We went old-school with our MVP as we tested it in the field today at Kibera. Due to the lack of electricity, projectors, electronic equipment, etc, we decided to draw out every screen on a scratchpad…at the end, we all got really good at drawing rectangles.

The participants loved the product and gave us great feedback on what the content should include and which internship placements they want the most. We even got a few of them to help us reduce texts since abbreviations in texts are done based on local pronunciations and something that the entire  g.Maarifa cannot do properly. We have taken their suggestions back to our developers and hope that we can build a workable prototype by the end of June. The attitude of the participants was also catching. They buzzed at the possibility of finally learning how to get a job and how to find a business that is lucrative to build. A surprising amount of them emphasized that they wanted to learn professional etiquette.

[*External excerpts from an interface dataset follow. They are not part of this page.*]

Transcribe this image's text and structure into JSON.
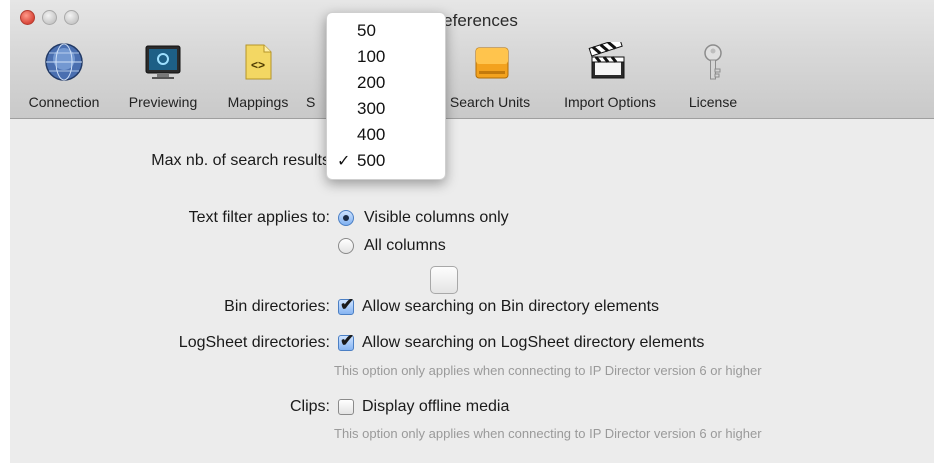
{
  "window": {
    "title": "Preferences"
  },
  "toolbar": {
    "items": [
      {
        "label": "Connection",
        "icon": "globe-icon"
      },
      {
        "label": "Previewing",
        "icon": "monitor-icon"
      },
      {
        "label": "Mappings",
        "icon": "mapping-document-icon"
      },
      {
        "label": "S",
        "icon": "search-icon"
      },
      {
        "label": "Search Units",
        "icon": "drive-icon"
      },
      {
        "label": "Import Options",
        "icon": "clapperboard-icon"
      },
      {
        "label": "License",
        "icon": "key-icon"
      }
    ]
  },
  "search": {
    "max_results_label": "Max nb. of search results",
    "menu_options": [
      "50",
      "100",
      "200",
      "300",
      "400",
      "500"
    ],
    "selected": "500",
    "check_glyph": "✓"
  },
  "text_filter": {
    "label": "Text filter applies to:",
    "options": [
      "Visible columns only",
      "All columns"
    ],
    "selected_index": 0
  },
  "bin": {
    "label": "Bin directories:",
    "option": "Allow searching on Bin directory elements",
    "checked": true
  },
  "logsheet": {
    "label": "LogSheet directories:",
    "option": "Allow searching on LogSheet directory elements",
    "checked": true,
    "note": "This option only applies when connecting to IP Director version 6 or higher"
  },
  "clips": {
    "label": "Clips:",
    "option": "Display offline media",
    "checked": false,
    "note": "This option only applies when connecting to IP Director version 6 or higher"
  },
  "check_glyph": "✔",
  "colors": {
    "accent": "#4b7fc4",
    "menu_bg": "#ffffff",
    "panel_bg": "#ececec"
  }
}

May 15, 2012– Kibera Slums, Nairobi

We went old-school with our MVP as we tested it in the field today at Kibera. Due to the lack of electricity, projectors, electronic equipment, etc, we decided to draw out every screen on a scratchpad…at the end, we all got really good at drawing rectangles.

The participants loved the product and gave us great feedback on what the content should include and which internship placements they want the most. We even got a few of them to help us reduce texts since abbreviations in texts are done based on local pronunciations and something that the entire  g.Maarifa cannot do properly. We have taken their suggestions back to our developers and hope that we can build a workable prototype by the end of June. The attitude of the participants was also catching. They buzzed at the possibility of finally learning how to get a job and how to find a business that is lucrative to build. A surprising amount of them emphasized that they wanted to learn professional etiquette.

April 5, 2012– Ayany, Kibera slums, Nairobi

Calisto and Leah gathered 22 youths who have not completed secondary school and are unemployed. All of them have grown up in Kibera Slums. The majority of them are orphans who are responsible for feeding the mouths of six or seven of their sibilings and children. Despite their youth and education level, they are perceived to be the leaders of Ayany due to their leadership skills and their ability to convince others to stay out of trouble. “It is hard not to cave to social pressure,” one of them told me, “drugs can be bought easily for 100 bob [around USD $1.1], and people often get drunk by 8 AM in the morning. But we know that if we get trapped by drugs, alcohol, and other vices, our sibilings can no longer go to school and we can no longer feed them. We hustle the streets. Our little sisters, brothers, and children cannot.”

When I ask them how they manage to make a living if they do not have jobs, they said that creativity is the key. A lot of them go door to door and offer domestic services, sell arbitraged goods, and depend on NGOs. All want to get jobs, but 92% said that they do not know how. They do not know how to communicate strategically and do not have the skills to start their own businesses, which 60% said is their dream job. Others want to be social workers, journalists, radio talkshow hosts, engineers, etc.

After talking with them for one hour, we decided that they were the perfect participants for the initial pilot of our program. We pitched  the program and took their suggestions. They walked out of the room excited at the prospects of a job and determined to learn the curriculum. We walked out of the room determined to create a high quality product that will fulfill their needs and one with highest value proposition.